● **What needs to be done**: Count up the lines holding "滚滚长江东逝水" in the material, then reply with only the number.

● **Supplied data**:
....................

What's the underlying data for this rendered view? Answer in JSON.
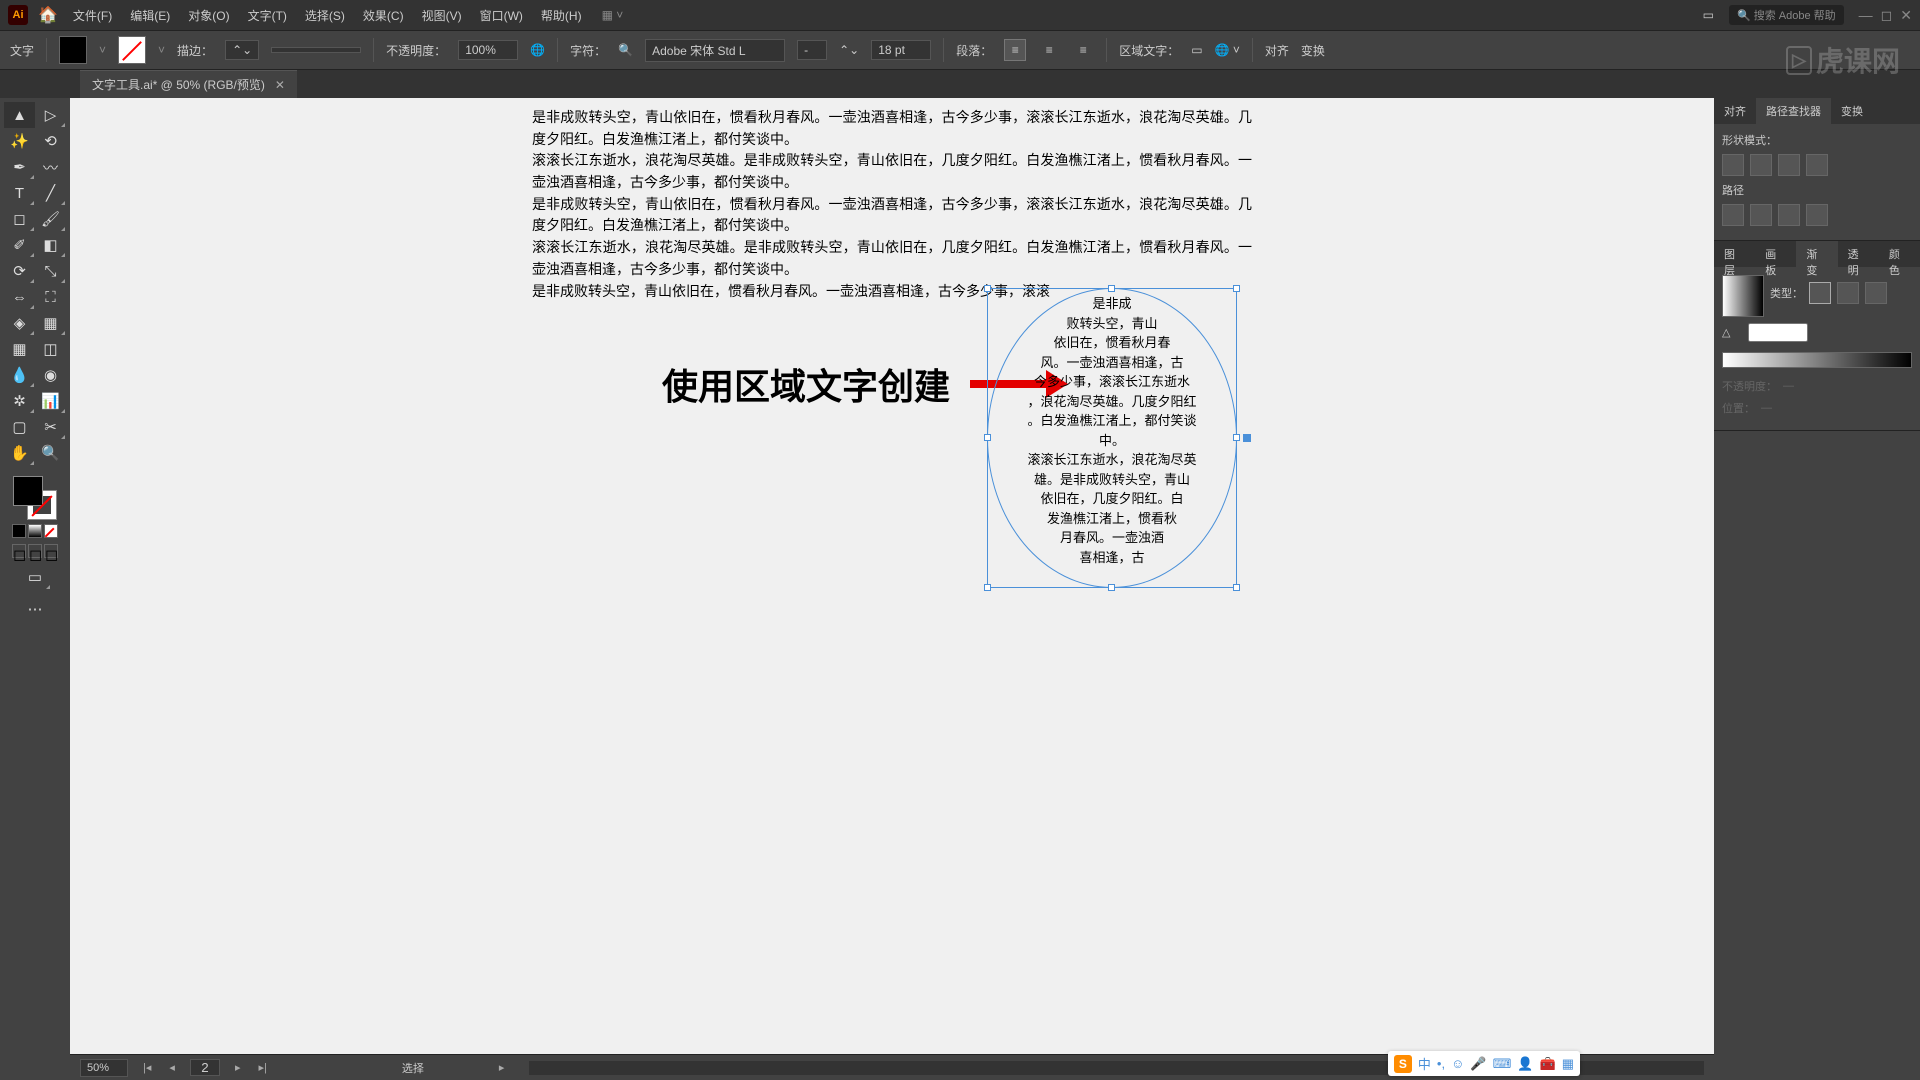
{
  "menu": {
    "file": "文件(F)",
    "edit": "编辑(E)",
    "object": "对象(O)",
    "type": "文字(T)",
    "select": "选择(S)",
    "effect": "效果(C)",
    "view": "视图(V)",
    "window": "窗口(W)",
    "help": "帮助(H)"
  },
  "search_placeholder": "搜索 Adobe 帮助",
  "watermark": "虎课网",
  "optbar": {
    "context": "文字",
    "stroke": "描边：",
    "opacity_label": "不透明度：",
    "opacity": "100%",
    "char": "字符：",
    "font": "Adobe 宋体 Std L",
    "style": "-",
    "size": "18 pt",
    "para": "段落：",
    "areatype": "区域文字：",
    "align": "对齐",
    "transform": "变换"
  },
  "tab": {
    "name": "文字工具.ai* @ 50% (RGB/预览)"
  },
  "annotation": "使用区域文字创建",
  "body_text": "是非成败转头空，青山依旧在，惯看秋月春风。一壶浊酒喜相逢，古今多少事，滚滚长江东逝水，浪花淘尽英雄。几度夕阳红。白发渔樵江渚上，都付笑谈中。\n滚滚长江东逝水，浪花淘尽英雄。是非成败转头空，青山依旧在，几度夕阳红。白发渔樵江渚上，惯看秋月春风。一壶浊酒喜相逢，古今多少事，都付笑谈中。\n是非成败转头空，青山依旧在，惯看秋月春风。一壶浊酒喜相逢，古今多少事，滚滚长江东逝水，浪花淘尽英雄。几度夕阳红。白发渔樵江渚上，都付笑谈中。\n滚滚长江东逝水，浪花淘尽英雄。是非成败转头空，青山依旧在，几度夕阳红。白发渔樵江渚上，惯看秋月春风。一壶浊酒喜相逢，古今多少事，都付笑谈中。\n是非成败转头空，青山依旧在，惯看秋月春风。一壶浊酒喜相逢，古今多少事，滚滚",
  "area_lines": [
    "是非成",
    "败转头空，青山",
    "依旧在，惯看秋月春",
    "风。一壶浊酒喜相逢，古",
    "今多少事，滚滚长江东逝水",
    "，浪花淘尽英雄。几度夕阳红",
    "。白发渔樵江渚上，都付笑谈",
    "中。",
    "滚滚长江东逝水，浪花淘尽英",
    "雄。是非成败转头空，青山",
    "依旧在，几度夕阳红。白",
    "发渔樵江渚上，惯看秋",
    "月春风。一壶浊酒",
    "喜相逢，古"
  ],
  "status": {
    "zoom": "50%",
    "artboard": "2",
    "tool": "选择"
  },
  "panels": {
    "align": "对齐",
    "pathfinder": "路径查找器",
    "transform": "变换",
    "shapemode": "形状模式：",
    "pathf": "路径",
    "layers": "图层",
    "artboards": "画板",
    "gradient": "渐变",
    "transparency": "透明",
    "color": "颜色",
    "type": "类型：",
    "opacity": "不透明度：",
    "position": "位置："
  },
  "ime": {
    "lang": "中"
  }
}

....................

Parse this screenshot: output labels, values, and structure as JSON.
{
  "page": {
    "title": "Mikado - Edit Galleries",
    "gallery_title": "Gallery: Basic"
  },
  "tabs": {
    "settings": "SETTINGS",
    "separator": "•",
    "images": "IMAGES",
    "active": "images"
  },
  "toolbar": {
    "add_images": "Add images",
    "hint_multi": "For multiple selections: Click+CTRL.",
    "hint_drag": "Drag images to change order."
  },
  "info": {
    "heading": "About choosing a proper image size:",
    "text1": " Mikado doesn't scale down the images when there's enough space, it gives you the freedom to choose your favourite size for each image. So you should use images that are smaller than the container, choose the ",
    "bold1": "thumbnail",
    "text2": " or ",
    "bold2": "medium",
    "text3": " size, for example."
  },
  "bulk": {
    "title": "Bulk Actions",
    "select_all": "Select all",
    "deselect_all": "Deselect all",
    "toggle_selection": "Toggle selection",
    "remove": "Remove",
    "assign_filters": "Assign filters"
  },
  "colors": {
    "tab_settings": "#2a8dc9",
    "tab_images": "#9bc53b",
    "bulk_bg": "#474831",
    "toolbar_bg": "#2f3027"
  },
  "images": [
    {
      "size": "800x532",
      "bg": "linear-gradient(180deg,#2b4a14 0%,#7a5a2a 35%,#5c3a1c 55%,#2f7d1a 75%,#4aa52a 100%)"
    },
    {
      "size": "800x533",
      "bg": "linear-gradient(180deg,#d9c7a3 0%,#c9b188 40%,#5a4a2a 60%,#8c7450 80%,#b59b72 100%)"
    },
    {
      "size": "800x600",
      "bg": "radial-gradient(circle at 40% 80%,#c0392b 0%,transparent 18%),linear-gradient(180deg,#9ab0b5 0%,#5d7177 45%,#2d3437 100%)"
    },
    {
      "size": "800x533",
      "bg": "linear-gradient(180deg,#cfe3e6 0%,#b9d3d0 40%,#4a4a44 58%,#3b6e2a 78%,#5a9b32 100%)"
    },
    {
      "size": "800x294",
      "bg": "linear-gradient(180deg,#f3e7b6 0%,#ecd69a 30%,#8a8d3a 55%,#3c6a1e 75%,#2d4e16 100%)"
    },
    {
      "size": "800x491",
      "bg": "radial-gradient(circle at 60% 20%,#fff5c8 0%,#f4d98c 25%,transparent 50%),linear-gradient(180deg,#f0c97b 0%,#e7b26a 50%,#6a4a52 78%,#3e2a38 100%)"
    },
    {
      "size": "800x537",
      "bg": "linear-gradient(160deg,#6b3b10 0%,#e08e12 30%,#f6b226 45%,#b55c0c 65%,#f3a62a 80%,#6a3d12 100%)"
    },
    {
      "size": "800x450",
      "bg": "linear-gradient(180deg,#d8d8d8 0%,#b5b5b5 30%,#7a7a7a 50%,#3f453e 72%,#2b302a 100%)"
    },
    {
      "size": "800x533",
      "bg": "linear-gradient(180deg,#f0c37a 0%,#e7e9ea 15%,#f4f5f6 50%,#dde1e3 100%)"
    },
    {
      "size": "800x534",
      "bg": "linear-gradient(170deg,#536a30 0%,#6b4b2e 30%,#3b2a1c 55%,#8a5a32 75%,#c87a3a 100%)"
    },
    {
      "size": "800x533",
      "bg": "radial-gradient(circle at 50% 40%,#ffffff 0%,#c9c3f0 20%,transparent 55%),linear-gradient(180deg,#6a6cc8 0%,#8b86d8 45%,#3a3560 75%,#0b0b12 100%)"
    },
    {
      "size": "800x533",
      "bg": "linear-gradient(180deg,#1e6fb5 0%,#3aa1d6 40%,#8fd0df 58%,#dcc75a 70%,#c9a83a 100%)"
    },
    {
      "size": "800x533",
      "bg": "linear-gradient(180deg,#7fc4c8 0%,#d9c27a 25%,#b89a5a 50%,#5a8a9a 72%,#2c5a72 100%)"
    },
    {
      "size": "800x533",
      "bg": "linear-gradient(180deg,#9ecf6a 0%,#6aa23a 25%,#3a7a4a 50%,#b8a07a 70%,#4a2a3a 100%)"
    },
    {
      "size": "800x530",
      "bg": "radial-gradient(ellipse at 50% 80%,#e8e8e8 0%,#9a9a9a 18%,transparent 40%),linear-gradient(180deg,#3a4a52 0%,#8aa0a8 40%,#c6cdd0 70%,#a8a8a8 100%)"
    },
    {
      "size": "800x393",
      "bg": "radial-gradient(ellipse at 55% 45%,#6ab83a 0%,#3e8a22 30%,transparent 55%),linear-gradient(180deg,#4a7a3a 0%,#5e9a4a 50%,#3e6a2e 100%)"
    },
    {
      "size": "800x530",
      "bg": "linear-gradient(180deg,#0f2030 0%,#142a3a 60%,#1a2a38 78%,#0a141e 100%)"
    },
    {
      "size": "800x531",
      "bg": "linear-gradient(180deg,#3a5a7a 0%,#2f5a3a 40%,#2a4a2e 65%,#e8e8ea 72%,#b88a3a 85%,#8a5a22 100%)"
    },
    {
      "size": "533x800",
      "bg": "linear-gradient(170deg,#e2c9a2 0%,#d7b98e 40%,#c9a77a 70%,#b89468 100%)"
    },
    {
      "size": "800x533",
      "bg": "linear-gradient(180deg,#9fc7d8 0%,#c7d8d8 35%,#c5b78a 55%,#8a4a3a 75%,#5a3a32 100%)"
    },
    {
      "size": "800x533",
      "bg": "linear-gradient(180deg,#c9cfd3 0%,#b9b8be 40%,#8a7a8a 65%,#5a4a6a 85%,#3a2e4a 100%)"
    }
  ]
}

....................

● **Exercise answer**: 3